(Extracted data entries)
------------------------
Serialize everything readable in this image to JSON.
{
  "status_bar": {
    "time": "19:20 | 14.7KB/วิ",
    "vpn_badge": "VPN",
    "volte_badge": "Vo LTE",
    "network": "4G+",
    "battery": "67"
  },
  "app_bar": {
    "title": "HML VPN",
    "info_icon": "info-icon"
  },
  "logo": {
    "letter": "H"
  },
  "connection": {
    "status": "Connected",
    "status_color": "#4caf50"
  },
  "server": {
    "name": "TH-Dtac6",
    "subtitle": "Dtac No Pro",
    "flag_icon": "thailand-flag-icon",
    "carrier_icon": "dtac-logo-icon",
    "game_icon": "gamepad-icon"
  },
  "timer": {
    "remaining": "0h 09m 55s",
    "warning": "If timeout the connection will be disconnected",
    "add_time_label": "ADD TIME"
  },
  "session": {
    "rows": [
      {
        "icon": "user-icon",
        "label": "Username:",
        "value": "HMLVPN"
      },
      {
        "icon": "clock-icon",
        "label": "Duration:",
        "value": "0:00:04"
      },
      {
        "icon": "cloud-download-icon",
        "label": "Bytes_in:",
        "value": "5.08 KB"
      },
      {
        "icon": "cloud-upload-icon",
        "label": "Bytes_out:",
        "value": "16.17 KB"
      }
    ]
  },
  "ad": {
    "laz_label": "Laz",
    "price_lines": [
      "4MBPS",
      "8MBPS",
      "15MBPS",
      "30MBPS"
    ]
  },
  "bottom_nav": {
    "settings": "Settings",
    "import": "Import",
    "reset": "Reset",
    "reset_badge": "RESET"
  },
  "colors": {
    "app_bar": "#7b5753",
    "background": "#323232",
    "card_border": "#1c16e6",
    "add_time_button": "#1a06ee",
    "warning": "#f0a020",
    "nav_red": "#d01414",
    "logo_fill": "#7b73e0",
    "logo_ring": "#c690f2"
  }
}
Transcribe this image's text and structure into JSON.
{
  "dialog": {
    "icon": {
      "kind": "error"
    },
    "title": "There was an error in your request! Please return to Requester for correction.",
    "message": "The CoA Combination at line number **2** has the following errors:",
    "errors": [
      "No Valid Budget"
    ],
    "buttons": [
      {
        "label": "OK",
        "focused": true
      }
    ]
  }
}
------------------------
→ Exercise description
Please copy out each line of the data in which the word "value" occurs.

→ Expected answer
        "value": "HMLVPN"
        "value": "0:00:04"
        "value": "5.08 KB"
        "value": "16.17 KB"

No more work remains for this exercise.